Start of RECORDS FOR THE TASK
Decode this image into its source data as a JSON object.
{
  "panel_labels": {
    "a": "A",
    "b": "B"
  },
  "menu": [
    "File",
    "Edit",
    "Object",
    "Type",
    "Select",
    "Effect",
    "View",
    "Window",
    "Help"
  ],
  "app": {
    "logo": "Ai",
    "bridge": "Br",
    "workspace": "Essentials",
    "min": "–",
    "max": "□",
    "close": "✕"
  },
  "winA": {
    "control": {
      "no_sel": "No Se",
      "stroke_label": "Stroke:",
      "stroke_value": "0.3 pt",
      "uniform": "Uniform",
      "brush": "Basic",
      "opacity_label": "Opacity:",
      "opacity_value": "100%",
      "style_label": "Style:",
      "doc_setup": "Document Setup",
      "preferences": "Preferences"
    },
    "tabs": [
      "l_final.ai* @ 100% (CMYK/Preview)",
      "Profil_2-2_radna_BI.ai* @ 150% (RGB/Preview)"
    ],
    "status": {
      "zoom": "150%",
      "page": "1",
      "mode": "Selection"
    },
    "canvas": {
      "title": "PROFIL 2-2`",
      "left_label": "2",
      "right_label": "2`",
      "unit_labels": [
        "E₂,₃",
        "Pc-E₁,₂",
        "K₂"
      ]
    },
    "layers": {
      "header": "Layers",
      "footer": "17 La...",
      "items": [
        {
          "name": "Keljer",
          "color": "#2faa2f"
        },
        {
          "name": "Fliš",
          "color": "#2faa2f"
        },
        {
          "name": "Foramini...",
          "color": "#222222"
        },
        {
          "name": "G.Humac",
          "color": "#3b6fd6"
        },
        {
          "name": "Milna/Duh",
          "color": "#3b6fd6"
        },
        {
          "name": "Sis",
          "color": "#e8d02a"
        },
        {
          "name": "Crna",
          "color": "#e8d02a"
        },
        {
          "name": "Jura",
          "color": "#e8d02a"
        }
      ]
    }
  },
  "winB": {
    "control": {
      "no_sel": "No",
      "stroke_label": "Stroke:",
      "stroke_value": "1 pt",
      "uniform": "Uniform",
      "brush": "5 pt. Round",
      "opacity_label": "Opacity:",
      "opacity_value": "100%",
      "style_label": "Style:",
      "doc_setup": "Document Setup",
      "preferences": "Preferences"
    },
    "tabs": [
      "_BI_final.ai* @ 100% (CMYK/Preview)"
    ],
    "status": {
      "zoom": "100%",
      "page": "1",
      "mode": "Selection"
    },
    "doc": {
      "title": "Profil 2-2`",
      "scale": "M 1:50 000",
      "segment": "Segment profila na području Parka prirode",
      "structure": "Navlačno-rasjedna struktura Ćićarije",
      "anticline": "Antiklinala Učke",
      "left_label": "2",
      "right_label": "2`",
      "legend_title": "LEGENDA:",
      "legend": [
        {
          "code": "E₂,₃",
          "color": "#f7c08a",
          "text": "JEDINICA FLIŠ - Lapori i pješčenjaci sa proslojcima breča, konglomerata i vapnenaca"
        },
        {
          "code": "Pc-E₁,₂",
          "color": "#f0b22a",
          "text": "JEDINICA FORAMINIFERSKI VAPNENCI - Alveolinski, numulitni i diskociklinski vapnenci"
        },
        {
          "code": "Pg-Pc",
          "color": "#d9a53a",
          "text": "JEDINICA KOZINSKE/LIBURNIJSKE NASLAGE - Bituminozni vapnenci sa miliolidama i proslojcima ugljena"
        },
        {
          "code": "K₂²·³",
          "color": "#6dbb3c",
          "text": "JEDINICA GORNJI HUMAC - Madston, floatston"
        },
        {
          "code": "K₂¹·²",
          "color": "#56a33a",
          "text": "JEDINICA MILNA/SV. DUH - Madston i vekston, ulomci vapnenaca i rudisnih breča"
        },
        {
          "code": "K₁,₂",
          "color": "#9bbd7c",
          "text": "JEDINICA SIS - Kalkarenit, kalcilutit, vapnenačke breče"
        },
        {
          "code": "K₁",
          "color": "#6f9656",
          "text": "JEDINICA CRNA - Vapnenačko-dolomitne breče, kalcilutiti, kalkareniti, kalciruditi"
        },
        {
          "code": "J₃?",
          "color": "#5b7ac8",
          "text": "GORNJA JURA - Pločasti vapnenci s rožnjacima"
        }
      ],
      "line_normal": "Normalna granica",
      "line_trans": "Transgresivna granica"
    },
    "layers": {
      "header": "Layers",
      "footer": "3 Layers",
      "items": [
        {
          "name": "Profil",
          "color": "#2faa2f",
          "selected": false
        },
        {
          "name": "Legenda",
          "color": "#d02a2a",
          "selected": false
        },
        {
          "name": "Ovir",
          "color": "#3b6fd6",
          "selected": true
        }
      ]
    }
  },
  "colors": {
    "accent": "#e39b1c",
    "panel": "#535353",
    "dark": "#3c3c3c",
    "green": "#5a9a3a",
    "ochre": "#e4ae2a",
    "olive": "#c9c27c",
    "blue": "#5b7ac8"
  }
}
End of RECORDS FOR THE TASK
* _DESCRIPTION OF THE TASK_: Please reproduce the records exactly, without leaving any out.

* _WRITTEN SOLUTION_:
Decode this image into its source data as a JSON object.
{
  "panel_labels": {
    "a": "A",
    "b": "B"
  },
  "menu": [
    "File",
    "Edit",
    "Object",
    "Type",
    "Select",
    "Effect",
    "View",
    "Window",
    "Help"
  ],
  "app": {
    "logo": "Ai",
    "bridge": "Br",
    "workspace": "Essentials",
    "min": "–",
    "max": "□",
    "close": "✕"
  },
  "winA": {
    "control": {
      "no_sel": "No Se",
      "stroke_label": "Stroke:",
      "stroke_value": "0.3 pt",
      "uniform": "Uniform",
      "brush": "Basic",
      "opacity_label": "Opacity:",
      "opacity_value": "100%",
      "style_label": "Style:",
      "doc_setup": "Document Setup",
      "preferences": "Preferences"
    },
    "tabs": [
      "l_final.ai* @ 100% (CMYK/Preview)",
      "Profil_2-2_radna_BI.ai* @ 150% (RGB/Preview)"
    ],
    "status": {
      "zoom": "150%",
      "page": "1",
      "mode": "Selection"
    },
    "canvas": {
      "title": "PROFIL 2-2`",
      "left_label": "2",
      "right_label": "2`",
      "unit_labels": [
        "E₂,₃",
        "Pc-E₁,₂",
        "K₂"
      ]
    },
    "layers": {
      "header": "Layers",
      "footer": "17 La...",
      "items": [
        {
          "name": "Keljer",
          "color": "#2faa2f"
        },
        {
          "name": "Fliš",
          "color": "#2faa2f"
        },
        {
          "name": "Foramini...",
          "color": "#222222"
        },
        {
          "name": "G.Humac",
          "color": "#3b6fd6"
        },
        {
          "name": "Milna/Duh",
          "color": "#3b6fd6"
        },
        {
          "name": "Sis",
          "color": "#e8d02a"
        },
        {
          "name": "Crna",
          "color": "#e8d02a"
        },
        {
          "name": "Jura",
          "color": "#e8d02a"
        }
      ]
    }
  },
  "winB": {
    "control": {
      "no_sel": "No",
      "stroke_label": "Stroke:",
      "stroke_value": "1 pt",
      "uniform": "Uniform",
      "brush": "5 pt. Round",
      "opacity_label": "Opacity:",
      "opacity_value": "100%",
      "style_label": "Style:",
      "doc_setup": "Document Setup",
      "preferences": "Preferences"
    },
    "tabs": [
      "_BI_final.ai* @ 100% (CMYK/Preview)"
    ],
    "status": {
      "zoom": "100%",
      "page": "1",
      "mode": "Selection"
    },
    "doc": {
      "title": "Profil 2-2`",
      "scale": "M 1:50 000",
      "segment": "Segment profila na području Parka prirode",
      "structure": "Navlačno-rasjedna struktura Ćićarije",
      "anticline": "Antiklinala Učke",
      "left_label": "2",
      "right_label": "2`",
      "legend_title": "LEGENDA:",
      "legend": [
        {
          "code": "E₂,₃",
          "color": "#f7c08a",
          "text": "JEDINICA FLIŠ - Lapori i pješčenjaci sa proslojcima breča, konglomerata i vapnenaca"
        },
        {
          "code": "Pc-E₁,₂",
          "color": "#f0b22a",
          "text": "JEDINICA FORAMINIFERSKI VAPNENCI - Alveolinski, numulitni i diskociklinski vapnenci"
        },
        {
          "code": "Pg-Pc",
          "color": "#d9a53a",
          "text": "JEDINICA KOZINSKE/LIBURNIJSKE NASLAGE - Bituminozni vapnenci sa miliolidama i proslojcima ugljena"
        },
        {
          "code": "K₂²·³",
          "color": "#6dbb3c",
          "text": "JEDINICA GORNJI HUMAC - Madston, floatston"
        },
        {
          "code": "K₂¹·²",
          "color": "#56a33a",
          "text": "JEDINICA MILNA/SV. DUH - Madston i vekston, ulomci vapnenaca i rudisnih breča"
        },
        {
          "code": "K₁,₂",
          "color": "#9bbd7c",
          "text": "JEDINICA SIS - Kalkarenit, kalcilutit, vapnenačke breče"
        },
        {
          "code": "K₁",
          "color": "#6f9656",
          "text": "JEDINICA CRNA - Vapnenačko-dolomitne breče, kalcilutiti, kalkareniti, kalciruditi"
        },
        {
          "code": "J₃?",
          "color": "#5b7ac8",
          "text": "GORNJA JURA - Pločasti vapnenci s rožnjacima"
        }
      ],
      "line_normal": "Normalna granica",
      "line_trans": "Transgresivna granica"
    },
    "layers": {
      "header": "Layers",
      "footer": "3 Layers",
      "items": [
        {
          "name": "Profil",
          "color": "#2faa2f",
          "selected": false
        },
        {
          "name": "Legenda",
          "color": "#d02a2a",
          "selected": false
        },
        {
          "name": "Ovir",
          "color": "#3b6fd6",
          "selected": true
        }
      ]
    }
  },
  "colors": {
    "accent": "#e39b1c",
    "panel": "#535353",
    "dark": "#3c3c3c",
    "green": "#5a9a3a",
    "ochre": "#e4ae2a",
    "olive": "#c9c27c",
    "blue": "#5b7ac8"
  }
}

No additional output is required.